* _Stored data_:
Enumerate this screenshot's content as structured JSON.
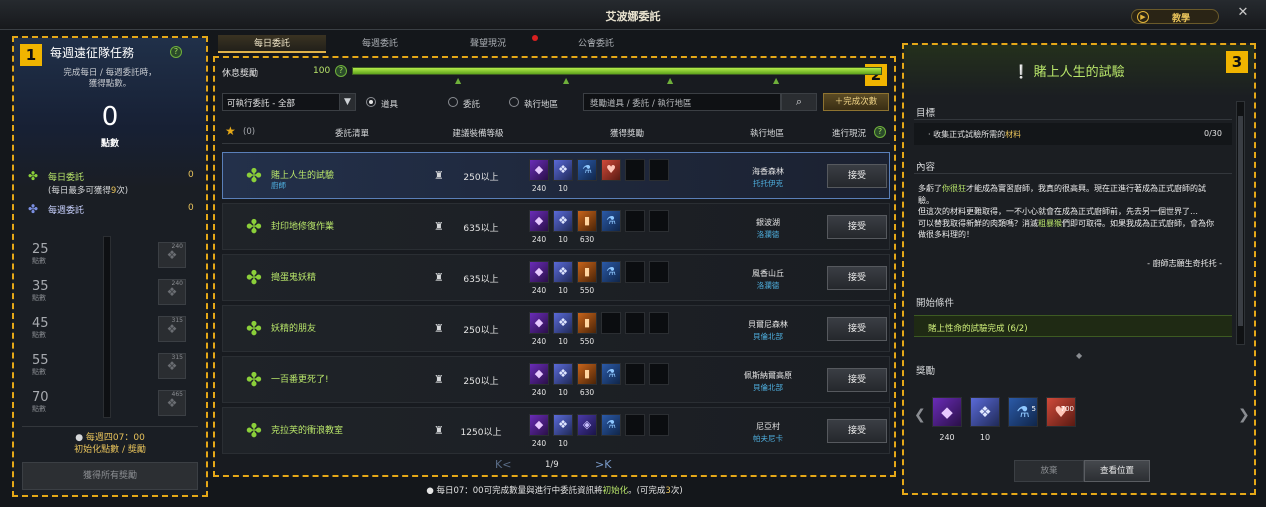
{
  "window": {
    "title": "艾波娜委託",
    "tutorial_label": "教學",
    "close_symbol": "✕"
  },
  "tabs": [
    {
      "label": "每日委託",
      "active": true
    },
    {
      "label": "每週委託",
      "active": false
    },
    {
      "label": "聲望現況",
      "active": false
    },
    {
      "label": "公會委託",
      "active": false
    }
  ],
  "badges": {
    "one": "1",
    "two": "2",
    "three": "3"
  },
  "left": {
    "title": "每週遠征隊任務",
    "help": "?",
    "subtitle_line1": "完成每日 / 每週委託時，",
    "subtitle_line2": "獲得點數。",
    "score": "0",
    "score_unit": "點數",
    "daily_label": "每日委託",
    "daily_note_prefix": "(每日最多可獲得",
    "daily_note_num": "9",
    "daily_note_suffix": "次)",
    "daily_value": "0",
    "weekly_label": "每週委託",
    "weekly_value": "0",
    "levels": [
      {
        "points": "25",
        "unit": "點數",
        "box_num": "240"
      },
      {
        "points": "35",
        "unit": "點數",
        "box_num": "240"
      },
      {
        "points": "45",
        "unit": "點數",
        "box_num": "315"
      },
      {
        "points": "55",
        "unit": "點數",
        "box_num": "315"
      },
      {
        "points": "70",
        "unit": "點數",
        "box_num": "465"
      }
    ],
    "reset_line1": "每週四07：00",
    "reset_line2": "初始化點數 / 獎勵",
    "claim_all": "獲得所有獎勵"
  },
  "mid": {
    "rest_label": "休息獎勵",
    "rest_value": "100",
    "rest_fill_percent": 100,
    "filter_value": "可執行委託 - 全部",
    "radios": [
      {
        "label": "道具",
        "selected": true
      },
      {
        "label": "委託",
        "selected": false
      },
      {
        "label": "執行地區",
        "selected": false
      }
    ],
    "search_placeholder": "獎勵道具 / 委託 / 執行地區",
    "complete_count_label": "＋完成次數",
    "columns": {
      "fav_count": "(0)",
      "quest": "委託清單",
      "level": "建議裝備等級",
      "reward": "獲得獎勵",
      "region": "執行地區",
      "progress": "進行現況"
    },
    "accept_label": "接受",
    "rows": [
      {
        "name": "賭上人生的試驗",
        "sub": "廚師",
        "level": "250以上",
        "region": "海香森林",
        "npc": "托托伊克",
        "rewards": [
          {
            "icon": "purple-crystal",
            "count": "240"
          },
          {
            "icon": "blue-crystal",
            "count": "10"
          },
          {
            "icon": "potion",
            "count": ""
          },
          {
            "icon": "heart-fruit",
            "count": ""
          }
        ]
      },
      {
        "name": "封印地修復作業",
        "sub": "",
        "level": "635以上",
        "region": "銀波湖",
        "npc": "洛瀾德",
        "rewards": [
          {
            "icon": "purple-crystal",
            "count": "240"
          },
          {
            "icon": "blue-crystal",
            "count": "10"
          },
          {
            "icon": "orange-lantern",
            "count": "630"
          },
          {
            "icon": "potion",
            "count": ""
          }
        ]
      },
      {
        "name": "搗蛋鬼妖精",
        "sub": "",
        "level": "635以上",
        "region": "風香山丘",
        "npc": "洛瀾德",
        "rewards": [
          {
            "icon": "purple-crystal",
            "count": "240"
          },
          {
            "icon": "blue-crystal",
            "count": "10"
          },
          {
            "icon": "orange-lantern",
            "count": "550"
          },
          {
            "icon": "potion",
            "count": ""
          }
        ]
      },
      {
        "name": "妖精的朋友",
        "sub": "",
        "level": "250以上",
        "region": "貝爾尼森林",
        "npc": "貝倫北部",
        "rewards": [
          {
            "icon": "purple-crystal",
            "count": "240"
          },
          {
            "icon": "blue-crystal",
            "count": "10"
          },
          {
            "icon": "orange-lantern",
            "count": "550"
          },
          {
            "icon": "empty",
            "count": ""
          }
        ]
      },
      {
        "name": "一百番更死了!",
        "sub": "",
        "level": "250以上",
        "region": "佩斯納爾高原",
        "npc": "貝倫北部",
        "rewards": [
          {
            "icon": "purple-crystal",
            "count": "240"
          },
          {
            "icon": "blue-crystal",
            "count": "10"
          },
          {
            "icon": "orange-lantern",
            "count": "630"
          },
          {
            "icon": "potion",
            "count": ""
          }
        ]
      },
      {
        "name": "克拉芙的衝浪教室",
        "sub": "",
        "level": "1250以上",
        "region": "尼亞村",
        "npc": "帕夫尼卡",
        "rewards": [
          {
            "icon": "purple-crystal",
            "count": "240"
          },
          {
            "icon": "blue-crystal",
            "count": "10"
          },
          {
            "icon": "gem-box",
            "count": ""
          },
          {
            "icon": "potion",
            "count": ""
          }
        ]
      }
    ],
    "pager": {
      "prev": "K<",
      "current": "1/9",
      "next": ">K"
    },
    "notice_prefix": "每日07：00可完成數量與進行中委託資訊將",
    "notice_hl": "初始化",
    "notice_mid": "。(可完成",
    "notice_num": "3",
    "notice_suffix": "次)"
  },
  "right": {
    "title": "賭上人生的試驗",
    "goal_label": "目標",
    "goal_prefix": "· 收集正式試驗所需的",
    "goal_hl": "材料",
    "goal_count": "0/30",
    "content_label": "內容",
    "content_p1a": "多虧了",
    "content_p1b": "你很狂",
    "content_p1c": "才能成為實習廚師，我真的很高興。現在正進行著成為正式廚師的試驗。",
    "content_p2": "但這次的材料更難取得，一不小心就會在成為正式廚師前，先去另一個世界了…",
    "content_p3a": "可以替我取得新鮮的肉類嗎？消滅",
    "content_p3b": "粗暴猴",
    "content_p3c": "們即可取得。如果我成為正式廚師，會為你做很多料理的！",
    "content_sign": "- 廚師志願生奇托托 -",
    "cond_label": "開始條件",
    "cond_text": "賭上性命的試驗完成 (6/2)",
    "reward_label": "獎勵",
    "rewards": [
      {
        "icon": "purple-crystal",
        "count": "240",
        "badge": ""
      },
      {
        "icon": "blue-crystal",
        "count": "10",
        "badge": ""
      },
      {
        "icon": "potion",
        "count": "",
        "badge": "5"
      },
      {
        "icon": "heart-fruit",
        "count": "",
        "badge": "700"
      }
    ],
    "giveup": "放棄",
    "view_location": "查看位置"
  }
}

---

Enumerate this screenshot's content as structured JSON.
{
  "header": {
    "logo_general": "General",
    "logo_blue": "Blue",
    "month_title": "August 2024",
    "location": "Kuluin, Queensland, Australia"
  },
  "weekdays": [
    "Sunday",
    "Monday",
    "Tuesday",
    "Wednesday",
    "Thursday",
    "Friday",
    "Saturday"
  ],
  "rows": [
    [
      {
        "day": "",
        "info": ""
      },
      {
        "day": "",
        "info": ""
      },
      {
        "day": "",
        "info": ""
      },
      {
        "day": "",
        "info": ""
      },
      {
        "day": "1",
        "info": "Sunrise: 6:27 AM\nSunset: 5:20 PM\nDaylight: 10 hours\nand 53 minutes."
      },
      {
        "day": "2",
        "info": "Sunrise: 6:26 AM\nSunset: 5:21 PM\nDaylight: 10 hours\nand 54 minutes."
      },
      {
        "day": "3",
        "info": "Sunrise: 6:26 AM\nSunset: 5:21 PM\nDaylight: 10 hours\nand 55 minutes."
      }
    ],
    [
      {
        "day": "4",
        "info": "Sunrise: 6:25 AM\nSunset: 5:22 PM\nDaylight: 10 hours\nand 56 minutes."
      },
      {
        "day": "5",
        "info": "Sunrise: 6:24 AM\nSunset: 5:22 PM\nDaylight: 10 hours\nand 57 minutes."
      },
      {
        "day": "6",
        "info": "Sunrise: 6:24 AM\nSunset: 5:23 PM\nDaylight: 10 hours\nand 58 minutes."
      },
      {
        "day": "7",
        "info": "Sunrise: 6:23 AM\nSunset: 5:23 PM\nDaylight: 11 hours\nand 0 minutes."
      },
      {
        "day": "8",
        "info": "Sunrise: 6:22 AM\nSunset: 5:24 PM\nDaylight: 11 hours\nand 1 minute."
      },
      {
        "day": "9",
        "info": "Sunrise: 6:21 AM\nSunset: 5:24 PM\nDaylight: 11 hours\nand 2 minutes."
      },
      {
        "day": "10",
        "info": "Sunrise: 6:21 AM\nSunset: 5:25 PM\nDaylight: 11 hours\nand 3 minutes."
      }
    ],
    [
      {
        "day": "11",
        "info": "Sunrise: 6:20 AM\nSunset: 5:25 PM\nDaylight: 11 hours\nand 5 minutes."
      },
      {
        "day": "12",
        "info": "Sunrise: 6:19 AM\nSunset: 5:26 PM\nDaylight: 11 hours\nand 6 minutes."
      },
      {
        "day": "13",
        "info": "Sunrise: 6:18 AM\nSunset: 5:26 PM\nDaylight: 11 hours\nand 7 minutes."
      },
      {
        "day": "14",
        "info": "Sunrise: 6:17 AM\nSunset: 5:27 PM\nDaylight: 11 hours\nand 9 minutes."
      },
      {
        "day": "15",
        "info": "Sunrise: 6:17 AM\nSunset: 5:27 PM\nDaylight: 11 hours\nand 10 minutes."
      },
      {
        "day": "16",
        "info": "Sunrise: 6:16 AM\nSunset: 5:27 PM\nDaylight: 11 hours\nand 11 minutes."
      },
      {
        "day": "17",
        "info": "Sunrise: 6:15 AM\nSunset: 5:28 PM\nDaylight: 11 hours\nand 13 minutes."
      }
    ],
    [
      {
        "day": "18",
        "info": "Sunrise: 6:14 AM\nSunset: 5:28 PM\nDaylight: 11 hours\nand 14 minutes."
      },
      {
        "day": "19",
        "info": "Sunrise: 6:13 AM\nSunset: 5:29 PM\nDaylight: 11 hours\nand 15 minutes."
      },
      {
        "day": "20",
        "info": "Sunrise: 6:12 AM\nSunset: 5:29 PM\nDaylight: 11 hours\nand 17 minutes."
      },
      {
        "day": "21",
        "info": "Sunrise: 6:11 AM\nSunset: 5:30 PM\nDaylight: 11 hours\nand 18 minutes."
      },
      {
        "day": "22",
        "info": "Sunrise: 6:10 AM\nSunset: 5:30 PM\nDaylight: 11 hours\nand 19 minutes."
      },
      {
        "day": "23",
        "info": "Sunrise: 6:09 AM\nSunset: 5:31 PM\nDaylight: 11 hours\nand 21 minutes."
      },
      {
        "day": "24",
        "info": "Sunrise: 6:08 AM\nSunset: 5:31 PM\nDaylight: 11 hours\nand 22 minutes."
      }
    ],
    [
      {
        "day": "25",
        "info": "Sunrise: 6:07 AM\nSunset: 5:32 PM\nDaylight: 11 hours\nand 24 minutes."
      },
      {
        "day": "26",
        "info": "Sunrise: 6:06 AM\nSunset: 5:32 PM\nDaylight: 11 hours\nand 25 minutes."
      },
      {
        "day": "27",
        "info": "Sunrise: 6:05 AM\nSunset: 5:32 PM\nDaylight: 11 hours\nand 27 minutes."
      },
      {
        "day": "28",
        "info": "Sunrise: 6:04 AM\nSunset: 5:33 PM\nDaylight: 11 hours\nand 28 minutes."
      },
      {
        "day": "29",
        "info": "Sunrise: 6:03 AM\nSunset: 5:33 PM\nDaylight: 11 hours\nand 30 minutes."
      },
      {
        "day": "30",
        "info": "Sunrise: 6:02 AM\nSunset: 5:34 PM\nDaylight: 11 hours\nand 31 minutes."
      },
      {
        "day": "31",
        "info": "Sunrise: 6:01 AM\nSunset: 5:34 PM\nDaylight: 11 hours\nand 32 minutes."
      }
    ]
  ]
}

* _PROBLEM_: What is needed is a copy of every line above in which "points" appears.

* _SOLUTION TO THIS EXERCISE_:
        "points": "25",
        "points": "35",
        "points": "45",
        "points": "55",
        "points": "70",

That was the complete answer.